Task to carry out
Go over the entries and report the lines where the word "time" occurs.

Extracted information
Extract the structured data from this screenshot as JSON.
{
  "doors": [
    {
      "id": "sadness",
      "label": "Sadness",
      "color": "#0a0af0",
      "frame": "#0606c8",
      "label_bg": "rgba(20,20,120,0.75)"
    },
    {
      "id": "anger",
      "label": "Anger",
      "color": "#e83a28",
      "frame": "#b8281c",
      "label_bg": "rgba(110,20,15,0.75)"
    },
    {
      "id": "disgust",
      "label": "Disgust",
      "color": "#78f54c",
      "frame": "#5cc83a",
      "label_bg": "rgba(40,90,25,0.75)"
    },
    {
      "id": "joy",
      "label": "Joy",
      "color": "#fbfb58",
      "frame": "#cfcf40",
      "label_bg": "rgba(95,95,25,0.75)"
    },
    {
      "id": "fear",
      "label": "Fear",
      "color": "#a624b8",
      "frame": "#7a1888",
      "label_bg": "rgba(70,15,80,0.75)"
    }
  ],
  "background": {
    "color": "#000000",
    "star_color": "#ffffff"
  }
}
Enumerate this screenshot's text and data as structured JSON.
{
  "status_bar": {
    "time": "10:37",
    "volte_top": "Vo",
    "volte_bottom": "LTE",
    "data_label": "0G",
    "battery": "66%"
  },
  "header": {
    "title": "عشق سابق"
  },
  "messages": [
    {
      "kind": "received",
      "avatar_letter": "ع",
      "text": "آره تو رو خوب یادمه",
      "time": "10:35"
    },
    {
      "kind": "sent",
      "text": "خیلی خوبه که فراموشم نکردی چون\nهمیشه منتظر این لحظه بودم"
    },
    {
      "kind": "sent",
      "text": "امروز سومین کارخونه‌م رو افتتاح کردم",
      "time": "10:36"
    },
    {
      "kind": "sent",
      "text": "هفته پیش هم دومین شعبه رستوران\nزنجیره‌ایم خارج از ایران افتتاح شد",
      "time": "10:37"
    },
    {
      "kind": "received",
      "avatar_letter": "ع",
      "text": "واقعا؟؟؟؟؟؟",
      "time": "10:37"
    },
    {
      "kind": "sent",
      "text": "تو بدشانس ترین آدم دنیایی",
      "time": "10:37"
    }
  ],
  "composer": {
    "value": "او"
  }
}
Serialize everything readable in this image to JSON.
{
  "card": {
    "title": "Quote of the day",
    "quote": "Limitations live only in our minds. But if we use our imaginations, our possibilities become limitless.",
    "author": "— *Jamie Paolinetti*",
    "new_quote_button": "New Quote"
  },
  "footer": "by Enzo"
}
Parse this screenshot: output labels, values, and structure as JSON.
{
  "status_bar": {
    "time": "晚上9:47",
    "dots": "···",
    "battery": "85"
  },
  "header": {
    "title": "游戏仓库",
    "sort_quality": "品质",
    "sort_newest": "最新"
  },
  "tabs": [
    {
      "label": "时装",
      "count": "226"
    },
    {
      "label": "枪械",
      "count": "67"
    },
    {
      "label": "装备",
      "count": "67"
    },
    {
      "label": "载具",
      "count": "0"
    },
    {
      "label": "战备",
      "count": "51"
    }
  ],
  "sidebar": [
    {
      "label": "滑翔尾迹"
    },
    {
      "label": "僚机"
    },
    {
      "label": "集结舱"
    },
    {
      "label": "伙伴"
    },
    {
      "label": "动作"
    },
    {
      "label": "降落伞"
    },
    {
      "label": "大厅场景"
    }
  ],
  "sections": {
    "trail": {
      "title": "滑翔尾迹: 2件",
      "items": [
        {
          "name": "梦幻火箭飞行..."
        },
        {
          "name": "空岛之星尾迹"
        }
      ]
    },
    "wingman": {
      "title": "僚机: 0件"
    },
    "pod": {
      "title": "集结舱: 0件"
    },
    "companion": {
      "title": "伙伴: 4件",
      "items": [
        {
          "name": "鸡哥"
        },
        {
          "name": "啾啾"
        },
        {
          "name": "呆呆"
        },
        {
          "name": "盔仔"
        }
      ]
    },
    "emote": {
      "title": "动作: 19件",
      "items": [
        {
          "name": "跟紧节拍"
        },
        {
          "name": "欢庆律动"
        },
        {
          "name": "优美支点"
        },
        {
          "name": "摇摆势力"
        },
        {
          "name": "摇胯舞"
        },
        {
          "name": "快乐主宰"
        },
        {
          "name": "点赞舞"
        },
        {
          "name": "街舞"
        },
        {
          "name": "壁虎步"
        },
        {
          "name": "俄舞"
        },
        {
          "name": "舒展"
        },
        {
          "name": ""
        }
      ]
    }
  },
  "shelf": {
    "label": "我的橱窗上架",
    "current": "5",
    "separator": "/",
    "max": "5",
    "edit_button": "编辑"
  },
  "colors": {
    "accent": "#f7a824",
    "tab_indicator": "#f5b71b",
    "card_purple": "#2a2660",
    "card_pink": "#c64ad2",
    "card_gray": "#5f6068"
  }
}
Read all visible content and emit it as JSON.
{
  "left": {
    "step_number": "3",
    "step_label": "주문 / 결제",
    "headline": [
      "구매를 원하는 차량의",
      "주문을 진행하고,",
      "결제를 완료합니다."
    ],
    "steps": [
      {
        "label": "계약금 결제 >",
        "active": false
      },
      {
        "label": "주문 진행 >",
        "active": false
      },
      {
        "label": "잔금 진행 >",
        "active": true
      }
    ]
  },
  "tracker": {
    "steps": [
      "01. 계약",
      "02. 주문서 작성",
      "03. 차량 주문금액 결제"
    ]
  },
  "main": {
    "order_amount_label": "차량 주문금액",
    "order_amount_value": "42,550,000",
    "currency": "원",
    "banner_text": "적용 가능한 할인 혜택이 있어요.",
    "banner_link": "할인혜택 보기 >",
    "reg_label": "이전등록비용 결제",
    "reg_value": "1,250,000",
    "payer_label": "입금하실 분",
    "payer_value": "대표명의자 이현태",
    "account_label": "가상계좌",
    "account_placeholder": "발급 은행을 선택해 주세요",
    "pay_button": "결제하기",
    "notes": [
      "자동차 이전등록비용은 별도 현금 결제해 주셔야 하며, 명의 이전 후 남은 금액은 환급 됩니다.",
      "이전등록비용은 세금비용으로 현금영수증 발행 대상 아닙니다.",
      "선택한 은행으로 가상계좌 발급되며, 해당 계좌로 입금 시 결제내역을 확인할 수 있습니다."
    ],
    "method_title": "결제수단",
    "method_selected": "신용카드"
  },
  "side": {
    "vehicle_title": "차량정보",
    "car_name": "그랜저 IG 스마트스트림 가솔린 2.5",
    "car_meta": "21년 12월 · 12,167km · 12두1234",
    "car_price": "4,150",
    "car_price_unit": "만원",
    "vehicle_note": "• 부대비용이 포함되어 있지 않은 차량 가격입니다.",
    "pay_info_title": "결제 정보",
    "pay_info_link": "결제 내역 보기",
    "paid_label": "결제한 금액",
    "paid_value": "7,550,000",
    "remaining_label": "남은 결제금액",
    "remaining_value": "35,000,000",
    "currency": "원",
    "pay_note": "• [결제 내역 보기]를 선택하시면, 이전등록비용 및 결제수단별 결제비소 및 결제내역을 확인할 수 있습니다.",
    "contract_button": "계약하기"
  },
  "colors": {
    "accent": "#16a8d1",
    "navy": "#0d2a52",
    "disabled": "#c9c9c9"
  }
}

Response to this task
    "time": "10:37",
      "time": "10:35"
      "time": "10:36"
      "time": "10:37"
      "time": "10:37"
      "time": "10:37"
    "time": "晚上9:47",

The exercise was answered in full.